- As a basic rule, choose 3 or 4 essential oils using at least 1 from each note, top, middle, and base from the perfume scents Piesse Scale below.
- Place a few drops of your chosen oils in the proportions that you wish to use onto a strip of blotting paper
- Leave for about 5 minutes then take a sniff to see if you have reached your desired effect, then correct if needed.
- Pour the 2 teaspoons of your chosen carrier oil into the glass bottle using a funnel or eye dropper if needed, each teaspoon equals approximately 40 drops.
- Add your chosen essential oils. You will need about 10-15 drops of essential oil in the proportions you have worked out.
- Cover and then give it a good shake and then sniff to test, correct if needed adding only one extra drop at a time until you reach your desired fragrance.
- Leave the homemade perfume to blend and mature in a cool dark place for around a week before using.
Perfume Scents – The Piesse Scale
For more info on essential oils and their uses: Essential Oil Use Chart
Are light and fresh smelling, they are usually the first scent that you will detect in a blended perfume, and often the most volatile.
Anise, Bergamot, Eucalyptus, Grapefruit, Lemon, Lime, Mandarin, Spearmint, Peppermint, Sweet Orange, Petitgrain.
Form the main body of the perfume. They have a lasting fragrance that becomes noticeable after the top note.
Angelica, Bay, Black Pepper, Cardamom, Chamomile, Cypress, Clary Sage, Geranium, Lavender, Lemon Balm, Neroli, Palmarosa, Pine, Rose, Rosemary.
Are rich and heavy, although they are the last to detect in a perfume they linger the longest and work as a fixative to the lighter top and middle notes, helping them to retain their aroma for longer.
Benzion, Carrot Seed, Cedarwood, Frankincense, Jasmine, Myrrh, Patchouli, Sandalwood, Vanilla, Violet, Ylang Ylang.
That’s all for today. I do hope you love this roll on essential oil perfume profile as much as I do. But if you take away one thing from this page, it should be that not all perfume needs to be alcohol-based.
Making perfume with all oils is a time-old tradition. Cleopatra, the pharaoh and legendary beauty of Egypt, will have likely used an oil-based perfume. While alcohol may be better for some, others rave about how good their essential oil perfume is.
If you have any amount of dry skin, I recommend using one of these over a spray perfume. Alcohol can be intensely drying. A little fragrance immersed in carrier oil will do the absolute opposite.
If you want to learn more about how to use your essential oils and how you can benefit from them, take a look at our essential oil use chart. Did you know they also have amazing benefits for our skin and can be used in a whole range of DIY beauty products?
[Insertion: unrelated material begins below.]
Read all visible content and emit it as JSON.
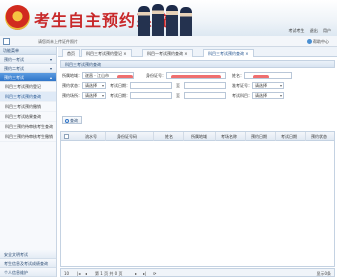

How to Make Perfume At Home – A Guide For Beginners
Sit back and relax as I show you how to make perfume using my tried & tested blends. Each recipe comes with its own video, I love them, and I hope you do too.